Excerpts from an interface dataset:

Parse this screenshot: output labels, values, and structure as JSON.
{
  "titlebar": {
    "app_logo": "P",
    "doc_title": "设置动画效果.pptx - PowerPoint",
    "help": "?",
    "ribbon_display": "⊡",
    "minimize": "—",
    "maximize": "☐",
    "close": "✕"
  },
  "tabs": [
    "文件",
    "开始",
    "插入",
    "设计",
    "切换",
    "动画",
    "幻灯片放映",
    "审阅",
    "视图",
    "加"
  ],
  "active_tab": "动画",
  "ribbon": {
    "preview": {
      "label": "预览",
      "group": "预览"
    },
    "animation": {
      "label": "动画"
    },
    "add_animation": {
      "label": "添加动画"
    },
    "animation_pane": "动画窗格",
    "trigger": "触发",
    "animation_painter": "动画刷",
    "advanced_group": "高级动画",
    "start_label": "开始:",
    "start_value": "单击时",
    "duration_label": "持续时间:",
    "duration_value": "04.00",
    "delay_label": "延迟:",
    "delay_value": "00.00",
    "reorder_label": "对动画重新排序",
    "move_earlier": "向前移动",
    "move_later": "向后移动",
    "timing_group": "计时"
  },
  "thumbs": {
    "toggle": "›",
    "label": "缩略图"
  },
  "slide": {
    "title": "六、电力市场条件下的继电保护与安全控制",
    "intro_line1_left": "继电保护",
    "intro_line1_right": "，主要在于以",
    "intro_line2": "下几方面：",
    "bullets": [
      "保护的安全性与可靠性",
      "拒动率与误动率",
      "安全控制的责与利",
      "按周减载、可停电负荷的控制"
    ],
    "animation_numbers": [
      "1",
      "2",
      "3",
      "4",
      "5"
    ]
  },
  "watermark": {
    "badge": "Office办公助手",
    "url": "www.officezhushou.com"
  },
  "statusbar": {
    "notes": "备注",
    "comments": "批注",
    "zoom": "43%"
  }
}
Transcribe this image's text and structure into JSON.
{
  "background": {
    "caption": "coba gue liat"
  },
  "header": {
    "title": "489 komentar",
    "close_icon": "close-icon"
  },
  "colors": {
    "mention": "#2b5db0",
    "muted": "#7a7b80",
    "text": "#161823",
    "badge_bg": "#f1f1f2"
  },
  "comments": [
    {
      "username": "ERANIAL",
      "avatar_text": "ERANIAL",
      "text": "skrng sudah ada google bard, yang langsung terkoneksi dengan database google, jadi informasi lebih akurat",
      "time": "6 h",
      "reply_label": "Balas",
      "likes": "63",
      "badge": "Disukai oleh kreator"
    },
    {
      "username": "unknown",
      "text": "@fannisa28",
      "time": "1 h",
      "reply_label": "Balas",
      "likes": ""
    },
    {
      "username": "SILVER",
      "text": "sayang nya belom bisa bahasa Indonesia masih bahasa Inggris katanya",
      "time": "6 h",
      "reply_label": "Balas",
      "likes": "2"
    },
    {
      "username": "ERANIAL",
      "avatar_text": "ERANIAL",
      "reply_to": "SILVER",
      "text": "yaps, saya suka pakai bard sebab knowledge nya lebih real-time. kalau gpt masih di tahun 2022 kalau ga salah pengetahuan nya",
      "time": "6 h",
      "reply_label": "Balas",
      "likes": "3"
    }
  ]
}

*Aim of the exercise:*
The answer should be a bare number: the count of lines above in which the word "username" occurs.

*Problem solution:*
4